***** Data to process *****

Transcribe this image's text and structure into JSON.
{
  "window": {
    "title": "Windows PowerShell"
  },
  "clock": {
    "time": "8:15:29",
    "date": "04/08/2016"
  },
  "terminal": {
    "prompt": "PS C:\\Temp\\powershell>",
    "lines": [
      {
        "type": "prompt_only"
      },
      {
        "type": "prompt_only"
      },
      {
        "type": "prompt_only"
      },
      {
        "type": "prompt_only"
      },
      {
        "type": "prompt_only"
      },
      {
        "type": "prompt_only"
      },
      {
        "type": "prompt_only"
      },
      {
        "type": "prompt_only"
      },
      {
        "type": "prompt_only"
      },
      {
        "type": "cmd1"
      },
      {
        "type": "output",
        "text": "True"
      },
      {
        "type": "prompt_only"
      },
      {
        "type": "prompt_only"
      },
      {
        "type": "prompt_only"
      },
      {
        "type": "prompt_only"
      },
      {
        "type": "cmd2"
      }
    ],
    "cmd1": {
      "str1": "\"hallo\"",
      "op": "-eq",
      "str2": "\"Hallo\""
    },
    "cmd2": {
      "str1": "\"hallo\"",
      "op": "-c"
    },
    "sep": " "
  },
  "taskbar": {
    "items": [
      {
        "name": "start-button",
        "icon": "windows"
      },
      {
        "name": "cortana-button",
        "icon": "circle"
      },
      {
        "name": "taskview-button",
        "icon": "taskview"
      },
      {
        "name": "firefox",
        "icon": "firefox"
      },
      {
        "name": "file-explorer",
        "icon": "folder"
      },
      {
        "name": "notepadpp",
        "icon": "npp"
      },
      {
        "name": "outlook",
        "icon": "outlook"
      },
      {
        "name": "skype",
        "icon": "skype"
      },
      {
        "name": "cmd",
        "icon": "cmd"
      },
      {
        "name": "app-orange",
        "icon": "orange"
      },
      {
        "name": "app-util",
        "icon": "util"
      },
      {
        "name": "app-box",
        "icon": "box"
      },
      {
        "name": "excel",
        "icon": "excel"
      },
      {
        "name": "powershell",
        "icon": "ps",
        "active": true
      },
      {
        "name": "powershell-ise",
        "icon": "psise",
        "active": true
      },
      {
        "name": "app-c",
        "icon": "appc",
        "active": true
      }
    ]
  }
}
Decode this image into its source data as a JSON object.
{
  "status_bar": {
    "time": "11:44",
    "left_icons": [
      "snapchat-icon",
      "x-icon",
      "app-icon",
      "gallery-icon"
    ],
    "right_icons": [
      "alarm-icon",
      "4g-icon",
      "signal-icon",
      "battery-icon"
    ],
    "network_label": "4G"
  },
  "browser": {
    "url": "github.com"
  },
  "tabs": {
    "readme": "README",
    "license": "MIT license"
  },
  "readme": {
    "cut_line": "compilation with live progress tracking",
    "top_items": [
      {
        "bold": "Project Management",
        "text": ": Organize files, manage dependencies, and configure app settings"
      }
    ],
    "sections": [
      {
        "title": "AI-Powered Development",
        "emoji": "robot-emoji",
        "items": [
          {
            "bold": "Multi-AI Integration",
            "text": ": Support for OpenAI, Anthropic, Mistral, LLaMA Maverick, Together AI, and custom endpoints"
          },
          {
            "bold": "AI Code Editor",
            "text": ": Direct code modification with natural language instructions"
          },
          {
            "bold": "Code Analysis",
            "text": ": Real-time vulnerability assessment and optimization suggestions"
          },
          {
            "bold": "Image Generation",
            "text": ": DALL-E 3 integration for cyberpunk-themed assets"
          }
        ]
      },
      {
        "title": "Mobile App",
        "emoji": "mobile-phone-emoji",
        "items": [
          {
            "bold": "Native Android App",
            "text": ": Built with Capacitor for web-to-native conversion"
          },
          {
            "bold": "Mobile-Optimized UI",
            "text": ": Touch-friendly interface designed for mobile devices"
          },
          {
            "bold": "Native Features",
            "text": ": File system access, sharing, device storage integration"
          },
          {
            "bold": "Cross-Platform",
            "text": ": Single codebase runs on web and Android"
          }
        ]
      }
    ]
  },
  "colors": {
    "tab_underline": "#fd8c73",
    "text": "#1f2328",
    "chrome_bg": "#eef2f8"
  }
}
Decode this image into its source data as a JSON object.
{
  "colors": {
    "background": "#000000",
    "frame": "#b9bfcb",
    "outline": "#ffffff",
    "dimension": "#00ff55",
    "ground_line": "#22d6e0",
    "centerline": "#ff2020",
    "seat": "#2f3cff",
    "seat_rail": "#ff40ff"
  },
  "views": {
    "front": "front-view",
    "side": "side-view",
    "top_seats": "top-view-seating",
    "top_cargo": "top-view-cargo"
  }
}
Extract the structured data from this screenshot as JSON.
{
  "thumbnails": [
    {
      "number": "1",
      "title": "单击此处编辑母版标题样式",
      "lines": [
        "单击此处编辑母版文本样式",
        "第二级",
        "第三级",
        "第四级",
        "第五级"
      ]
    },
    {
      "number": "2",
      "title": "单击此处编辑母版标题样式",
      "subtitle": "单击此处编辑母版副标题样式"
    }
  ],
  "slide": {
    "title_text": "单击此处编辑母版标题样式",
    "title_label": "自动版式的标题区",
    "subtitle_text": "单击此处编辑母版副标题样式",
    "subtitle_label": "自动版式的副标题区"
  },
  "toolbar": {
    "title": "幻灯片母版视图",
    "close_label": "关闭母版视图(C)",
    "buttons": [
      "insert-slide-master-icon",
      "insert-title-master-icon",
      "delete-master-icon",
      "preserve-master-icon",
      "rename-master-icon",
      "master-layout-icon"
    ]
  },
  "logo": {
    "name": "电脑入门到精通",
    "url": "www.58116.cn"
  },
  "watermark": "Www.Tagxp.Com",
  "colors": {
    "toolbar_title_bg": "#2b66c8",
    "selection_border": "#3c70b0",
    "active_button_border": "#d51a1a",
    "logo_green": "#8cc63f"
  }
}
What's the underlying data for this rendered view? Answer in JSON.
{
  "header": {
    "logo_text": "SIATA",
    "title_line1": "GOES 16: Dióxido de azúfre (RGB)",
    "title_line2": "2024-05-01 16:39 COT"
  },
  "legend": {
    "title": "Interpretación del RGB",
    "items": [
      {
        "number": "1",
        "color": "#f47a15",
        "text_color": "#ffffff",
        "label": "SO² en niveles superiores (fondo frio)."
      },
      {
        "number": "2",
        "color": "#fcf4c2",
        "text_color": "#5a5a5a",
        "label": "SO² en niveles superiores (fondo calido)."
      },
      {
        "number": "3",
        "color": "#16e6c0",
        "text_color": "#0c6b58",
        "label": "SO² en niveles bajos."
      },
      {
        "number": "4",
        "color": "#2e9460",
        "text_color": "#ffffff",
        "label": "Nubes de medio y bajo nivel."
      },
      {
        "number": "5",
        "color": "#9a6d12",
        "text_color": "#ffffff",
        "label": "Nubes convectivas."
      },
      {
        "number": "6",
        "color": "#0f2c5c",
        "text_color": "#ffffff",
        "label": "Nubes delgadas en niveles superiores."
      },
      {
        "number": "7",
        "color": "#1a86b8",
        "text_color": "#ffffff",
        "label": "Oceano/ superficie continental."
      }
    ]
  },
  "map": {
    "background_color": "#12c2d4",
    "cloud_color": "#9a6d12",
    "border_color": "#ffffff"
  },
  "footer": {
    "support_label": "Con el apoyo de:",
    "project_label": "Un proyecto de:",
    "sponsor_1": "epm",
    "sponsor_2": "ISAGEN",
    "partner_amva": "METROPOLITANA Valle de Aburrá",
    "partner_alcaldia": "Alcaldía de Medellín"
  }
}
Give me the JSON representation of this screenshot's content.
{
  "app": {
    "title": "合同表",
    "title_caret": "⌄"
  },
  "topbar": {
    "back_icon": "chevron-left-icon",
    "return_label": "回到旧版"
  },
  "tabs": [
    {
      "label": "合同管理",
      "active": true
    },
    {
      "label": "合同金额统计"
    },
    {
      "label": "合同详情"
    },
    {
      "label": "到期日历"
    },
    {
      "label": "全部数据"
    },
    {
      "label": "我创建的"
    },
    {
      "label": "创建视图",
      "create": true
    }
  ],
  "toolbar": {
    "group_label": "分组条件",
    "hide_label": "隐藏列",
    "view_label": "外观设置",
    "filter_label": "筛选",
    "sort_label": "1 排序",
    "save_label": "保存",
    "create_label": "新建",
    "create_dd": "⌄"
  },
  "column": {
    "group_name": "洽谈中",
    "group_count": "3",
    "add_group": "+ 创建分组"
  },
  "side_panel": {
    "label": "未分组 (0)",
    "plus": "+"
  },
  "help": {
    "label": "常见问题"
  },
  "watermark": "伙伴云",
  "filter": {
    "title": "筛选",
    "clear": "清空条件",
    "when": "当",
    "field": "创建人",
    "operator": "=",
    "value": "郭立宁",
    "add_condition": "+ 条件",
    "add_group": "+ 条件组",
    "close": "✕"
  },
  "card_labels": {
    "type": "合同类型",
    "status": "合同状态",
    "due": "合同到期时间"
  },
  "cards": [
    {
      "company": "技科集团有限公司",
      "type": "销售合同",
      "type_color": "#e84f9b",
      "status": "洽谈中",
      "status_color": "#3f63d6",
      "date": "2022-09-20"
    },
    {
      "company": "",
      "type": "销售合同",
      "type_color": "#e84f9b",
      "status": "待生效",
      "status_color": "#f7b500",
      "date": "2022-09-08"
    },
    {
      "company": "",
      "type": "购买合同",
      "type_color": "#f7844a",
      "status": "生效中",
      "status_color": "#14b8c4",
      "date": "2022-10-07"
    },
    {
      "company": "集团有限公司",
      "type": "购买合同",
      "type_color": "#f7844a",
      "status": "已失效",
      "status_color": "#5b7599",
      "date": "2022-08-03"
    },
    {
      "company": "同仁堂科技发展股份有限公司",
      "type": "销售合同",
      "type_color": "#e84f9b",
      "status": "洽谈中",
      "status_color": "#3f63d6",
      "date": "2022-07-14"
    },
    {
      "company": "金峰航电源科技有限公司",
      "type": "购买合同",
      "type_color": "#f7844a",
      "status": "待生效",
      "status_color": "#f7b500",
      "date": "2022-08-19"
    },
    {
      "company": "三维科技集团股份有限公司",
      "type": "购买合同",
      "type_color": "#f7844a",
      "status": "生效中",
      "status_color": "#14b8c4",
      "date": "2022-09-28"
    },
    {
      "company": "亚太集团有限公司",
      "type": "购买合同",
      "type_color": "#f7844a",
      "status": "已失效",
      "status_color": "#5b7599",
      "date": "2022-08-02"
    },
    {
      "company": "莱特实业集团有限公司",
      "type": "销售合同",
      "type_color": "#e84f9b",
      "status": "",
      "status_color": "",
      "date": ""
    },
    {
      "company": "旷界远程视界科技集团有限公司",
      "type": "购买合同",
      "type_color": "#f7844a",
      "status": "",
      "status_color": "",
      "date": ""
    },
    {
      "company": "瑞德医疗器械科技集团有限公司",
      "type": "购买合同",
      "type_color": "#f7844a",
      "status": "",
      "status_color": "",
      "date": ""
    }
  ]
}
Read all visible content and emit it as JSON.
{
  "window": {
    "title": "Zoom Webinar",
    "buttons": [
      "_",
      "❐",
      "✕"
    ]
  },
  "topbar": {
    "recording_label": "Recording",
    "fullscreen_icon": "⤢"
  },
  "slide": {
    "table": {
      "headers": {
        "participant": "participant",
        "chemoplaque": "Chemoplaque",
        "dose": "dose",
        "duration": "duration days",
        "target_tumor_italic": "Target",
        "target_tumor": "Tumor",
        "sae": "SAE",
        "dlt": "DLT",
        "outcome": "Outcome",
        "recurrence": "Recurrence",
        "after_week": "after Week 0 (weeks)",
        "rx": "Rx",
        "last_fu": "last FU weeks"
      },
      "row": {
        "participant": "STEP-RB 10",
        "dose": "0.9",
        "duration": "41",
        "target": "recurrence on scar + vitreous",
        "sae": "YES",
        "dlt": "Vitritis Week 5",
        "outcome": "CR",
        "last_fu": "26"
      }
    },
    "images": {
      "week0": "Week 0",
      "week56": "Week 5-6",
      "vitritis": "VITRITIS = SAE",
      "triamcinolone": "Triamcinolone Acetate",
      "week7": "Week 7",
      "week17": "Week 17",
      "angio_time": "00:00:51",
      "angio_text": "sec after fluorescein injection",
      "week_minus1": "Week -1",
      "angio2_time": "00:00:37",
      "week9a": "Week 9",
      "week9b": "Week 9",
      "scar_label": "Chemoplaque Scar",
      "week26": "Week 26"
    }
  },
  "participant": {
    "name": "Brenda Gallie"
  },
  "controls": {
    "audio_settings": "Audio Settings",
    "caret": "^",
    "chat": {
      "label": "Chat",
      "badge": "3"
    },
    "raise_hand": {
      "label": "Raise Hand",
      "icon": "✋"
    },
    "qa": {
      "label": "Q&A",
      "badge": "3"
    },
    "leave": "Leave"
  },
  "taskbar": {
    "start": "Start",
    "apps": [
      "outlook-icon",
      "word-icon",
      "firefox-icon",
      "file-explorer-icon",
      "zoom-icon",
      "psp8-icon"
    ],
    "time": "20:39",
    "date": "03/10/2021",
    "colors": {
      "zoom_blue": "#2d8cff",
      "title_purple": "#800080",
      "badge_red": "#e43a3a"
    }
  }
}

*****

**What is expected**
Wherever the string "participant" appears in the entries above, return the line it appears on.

**Exercise output**
        "participant": "participant",
        "participant": "STEP-RB 10",
  "participant": {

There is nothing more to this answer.